SPRING HILL, Tenn. - General Motors announced plans Monday morning to idle production later this year at the U.S. automaker's assembly plant in Spring Hill.
The news came shortly after GM filed for Chapter 11 bankruptcy protection as part of the Obama administration's plan to shrink the automaker to a sustainable size and give a majority ownership stake to the federal government.
The Maury County plant employs around 2,500 people and is one of 12 plants to either be closed permanently or idled.
Assembly plants in Pontiac, Michigan and Wilmington, Delaware will close this year; Powertrain plants in Livonia, Flint and Ypsilanti Township, Michigan, will close next year, along with plants in Parma, Ohio, and Fredericksburg, Virginia. Stamping plants in Indianapolis and Mansfield, Ohio, will also close.
An assembly plant in Orion, Michigan will remain on standby, like Spring Hill, in addition to a stamping plant in Pontiac, Michigan.
In Spring Hill, a union spokesman said production is scheduled to cease in the fourth quarter of 2009.
Assembly of the Chevrolet Traverse crossover SUV currently produced in Spring Hill will be moved to Lansing, Michigan.
GM said the plant will continue building engines for other GM cars and the stamping, polymers, service parts and Powertrain operations in Spring Hill will continue.
While there will be no immediate job loss and employees will still be paid a portion of their salary, layoffs could occur when the plant goes idle.
Employees in Spring Hill will have the option of moving to the Lansing area if they choose to do so.
It is unclear how long the plant will remain idle.
Longtime United Auto Workers Union member and local 1853 newspaper editor Todd Horton said Monday morning that resumption of production would depend on market conditions.
Mike Herron, chairman of the UAW Local 1853, said the news "is not as bad as it could be."
"I'm an optimist," he said. "We would have preferred the Traverse continue to be built. The absolute worst would be a plant closure."
The Spring Hill facility is in the running to build the next generation small car GM had originally planned to build in China.
The automaker considers a new subcompact car key to the company's survival and Herron thinks Spring Hill may have a leg up because the recent retooling to build the Traverse gave the plant the most modern equipment in GM.
"There's a billion dollars worth of equipment put in this place over the last 18 months," he said.
In addition, Herron said the UAW local and Spring Hill work force have agreed to operate the plant seven days a week without overtime.
The plant has had more flexible work rules than others thanks to its history.
Car production began there in 1990 with the Saturn, GM's small-car answer to Japanese competitors.
The factory made more than 3.7 million vehicles for the Saturn brand until 2007, when it shut down for the Traverse retooling.
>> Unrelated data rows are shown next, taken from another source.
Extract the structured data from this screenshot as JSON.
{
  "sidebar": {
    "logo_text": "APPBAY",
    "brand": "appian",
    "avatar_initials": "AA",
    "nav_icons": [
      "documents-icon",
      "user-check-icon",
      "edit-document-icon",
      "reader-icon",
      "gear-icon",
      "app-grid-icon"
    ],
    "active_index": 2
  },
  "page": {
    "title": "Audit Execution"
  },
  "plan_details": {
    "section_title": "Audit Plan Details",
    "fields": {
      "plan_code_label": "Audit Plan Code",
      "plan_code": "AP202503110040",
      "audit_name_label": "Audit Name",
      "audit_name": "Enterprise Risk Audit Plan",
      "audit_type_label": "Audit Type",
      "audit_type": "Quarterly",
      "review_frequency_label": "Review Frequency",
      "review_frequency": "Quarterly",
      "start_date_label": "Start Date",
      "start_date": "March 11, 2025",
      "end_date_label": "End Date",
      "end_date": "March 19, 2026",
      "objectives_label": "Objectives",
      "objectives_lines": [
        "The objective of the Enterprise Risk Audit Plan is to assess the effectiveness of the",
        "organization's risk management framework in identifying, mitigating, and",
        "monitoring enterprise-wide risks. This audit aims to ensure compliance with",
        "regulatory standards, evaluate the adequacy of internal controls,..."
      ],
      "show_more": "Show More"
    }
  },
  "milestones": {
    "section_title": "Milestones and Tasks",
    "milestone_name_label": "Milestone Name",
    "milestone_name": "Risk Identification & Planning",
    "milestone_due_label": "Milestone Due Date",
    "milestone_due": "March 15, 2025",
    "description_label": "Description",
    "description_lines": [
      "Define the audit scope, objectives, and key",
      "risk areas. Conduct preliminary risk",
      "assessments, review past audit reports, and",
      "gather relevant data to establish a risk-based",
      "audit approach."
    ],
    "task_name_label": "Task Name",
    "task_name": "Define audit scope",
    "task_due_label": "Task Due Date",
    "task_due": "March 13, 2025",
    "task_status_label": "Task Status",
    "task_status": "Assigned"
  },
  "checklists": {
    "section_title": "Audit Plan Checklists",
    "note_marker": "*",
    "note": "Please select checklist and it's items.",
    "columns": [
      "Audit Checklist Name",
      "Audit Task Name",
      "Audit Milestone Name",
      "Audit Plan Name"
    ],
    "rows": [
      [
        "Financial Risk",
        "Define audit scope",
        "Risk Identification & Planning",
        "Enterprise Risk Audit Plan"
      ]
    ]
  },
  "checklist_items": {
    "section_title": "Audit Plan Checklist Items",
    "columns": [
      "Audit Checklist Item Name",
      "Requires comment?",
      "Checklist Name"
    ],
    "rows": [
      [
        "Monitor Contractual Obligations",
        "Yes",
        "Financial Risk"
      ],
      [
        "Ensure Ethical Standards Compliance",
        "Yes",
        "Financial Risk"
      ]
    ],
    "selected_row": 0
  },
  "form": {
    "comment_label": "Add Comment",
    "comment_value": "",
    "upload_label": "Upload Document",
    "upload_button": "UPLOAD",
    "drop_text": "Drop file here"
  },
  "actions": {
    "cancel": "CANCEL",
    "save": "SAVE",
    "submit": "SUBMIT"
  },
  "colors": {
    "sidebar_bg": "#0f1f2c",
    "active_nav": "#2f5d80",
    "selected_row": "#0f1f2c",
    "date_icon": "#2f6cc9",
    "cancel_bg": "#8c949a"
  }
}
Full-scale production of the Traverse started in October 2008.
The plant is up and running until a temporary, five week previously scheduled shutdown begins on June 8.
GM's bankruptcy filing is the fourth largest in U.S. history and the largest for an industrial company.
The company said it has $172.81 billion in debt and $82.29 billion in assets.